The NFL's least demonstrative receiver needs just five catches to become just the fourth player in NFL history reach that milestone, and he'll almost certainly be the fastest to do so. The great Jerry Rice took 181 games to reach 1,000, while Harrison will play his 167th game Sunday against the Jags.
The 6-foot, 185-pound receiver recently told SI.com that his latest individual achievement is, well, his grandest yet.
"That's something that you can look back on," said Harrison, 34. "When I look at the other three guys who have done it -- Jerry, Tim Brown, Cris Carter -- those guys were in the league for 15-plus years, and have had tremendous careers. To be in a class with those guys in my 11th season is going to make me scratch my head and wonder: 'How did it happen?'"
Harrison -- who craves at least one Super Bowl to complete his career -- will likely produce some more head-scratching achievements next season: He should catapult Brown (who's third on the all-time list with 1,094 catches) and Carter (second at 1,101). Rice's 1,549 catches are in another stratosphere -- for now.
Rice's record is considered as untouchable as JoeDiMaggio's 56-game hitting streak, but Harrison is catching passes at a faster clip. In Rice's first 10 seasons, he caught 820 passes; Harrison 927. So it's tempting to get ahead of ourselves, no?
"You'd have to be out of your mind to think you're going to chase Jerry Rice. He's played 20 seasons," said Harrison, who amassed 176 receiving yards last week in a loss against Tennessee. "It would be a reach. Right now, we can talk about 1,000 because you can bet that's going to happen."
But I wouldn't bet against Harrison challenging Rice if he plays for at least six more years. Rice retired before the 2005 season at 42 as the league's oldest player. Despite scoffing at the notion he could catch Rice, Harrison conceded: "It still seems so early in my career. There's no end any time soon."
Many elite receivers, such as Buffalo's Andre Reed -- who Harrison eclipsed this season for fourth on the all-time list -- flourished into their late 30s. "I hope [Harrison] plays long enough to become No. 1," Cardinals tailback EdgerrinJames said. "Rice put up some crazy numbers, man."

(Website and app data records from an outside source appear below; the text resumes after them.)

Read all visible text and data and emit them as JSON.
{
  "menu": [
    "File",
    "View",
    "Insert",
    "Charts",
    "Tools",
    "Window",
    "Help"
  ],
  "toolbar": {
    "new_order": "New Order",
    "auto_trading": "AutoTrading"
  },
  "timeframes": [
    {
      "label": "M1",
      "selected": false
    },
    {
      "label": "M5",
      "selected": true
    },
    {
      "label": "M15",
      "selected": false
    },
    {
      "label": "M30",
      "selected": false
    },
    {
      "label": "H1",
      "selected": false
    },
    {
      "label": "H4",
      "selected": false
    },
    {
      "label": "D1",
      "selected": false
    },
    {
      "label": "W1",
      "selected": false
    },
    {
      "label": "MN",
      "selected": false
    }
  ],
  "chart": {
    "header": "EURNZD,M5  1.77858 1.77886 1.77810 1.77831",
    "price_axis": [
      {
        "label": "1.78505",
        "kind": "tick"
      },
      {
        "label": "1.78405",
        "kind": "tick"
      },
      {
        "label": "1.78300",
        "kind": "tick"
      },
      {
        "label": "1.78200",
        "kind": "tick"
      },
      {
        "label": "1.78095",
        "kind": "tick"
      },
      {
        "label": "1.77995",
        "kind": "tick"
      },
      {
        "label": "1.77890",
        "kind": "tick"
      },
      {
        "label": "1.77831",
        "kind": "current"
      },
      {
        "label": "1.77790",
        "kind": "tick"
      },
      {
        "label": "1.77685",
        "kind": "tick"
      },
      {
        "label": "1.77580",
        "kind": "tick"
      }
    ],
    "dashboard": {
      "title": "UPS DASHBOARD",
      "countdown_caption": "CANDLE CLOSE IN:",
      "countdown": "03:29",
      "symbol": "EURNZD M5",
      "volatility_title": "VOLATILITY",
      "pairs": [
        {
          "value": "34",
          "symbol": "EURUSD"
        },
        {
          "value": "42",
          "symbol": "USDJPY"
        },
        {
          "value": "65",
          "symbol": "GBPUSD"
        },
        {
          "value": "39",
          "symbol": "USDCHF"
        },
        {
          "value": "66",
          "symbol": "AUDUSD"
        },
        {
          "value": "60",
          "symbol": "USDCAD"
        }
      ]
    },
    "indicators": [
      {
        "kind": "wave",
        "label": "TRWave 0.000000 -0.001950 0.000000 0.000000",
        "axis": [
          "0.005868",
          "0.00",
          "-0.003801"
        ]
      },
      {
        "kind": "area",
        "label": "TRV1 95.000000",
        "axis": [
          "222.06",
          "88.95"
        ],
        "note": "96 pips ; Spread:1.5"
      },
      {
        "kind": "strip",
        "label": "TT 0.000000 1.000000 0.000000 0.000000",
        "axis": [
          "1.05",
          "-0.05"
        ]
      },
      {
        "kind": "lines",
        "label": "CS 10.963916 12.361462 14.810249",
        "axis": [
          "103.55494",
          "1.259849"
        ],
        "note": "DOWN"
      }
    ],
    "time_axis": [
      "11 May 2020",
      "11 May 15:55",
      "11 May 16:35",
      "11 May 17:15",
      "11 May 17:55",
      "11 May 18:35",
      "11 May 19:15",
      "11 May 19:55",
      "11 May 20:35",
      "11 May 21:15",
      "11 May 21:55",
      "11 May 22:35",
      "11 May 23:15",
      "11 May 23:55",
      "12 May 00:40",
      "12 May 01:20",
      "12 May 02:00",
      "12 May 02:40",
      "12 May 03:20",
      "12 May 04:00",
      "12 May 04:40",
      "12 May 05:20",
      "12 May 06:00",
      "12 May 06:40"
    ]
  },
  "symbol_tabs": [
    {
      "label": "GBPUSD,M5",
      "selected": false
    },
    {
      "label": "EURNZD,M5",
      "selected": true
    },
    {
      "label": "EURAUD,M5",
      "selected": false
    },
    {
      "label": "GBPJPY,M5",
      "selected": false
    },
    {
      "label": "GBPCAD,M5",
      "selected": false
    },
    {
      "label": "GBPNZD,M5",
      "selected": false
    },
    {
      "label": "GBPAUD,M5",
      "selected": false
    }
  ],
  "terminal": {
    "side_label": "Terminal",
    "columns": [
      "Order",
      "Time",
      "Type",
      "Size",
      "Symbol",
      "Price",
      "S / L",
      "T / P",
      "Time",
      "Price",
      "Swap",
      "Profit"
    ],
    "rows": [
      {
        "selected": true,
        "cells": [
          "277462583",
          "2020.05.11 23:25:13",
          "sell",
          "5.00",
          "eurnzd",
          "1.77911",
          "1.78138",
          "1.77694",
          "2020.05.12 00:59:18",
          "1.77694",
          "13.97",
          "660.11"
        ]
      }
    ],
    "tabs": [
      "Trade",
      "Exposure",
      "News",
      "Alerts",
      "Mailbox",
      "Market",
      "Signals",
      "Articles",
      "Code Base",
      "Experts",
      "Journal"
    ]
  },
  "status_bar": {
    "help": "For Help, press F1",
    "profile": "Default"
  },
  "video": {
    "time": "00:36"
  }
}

But Harrison has some crazy numbers, too. His 143 catches in 2002 seem as unbreakable as Rice's all-time mark. Harrison also has the most catches in an NFL career over the first seven seasons (665), eight seasons (759), nine (845), 10 and 11.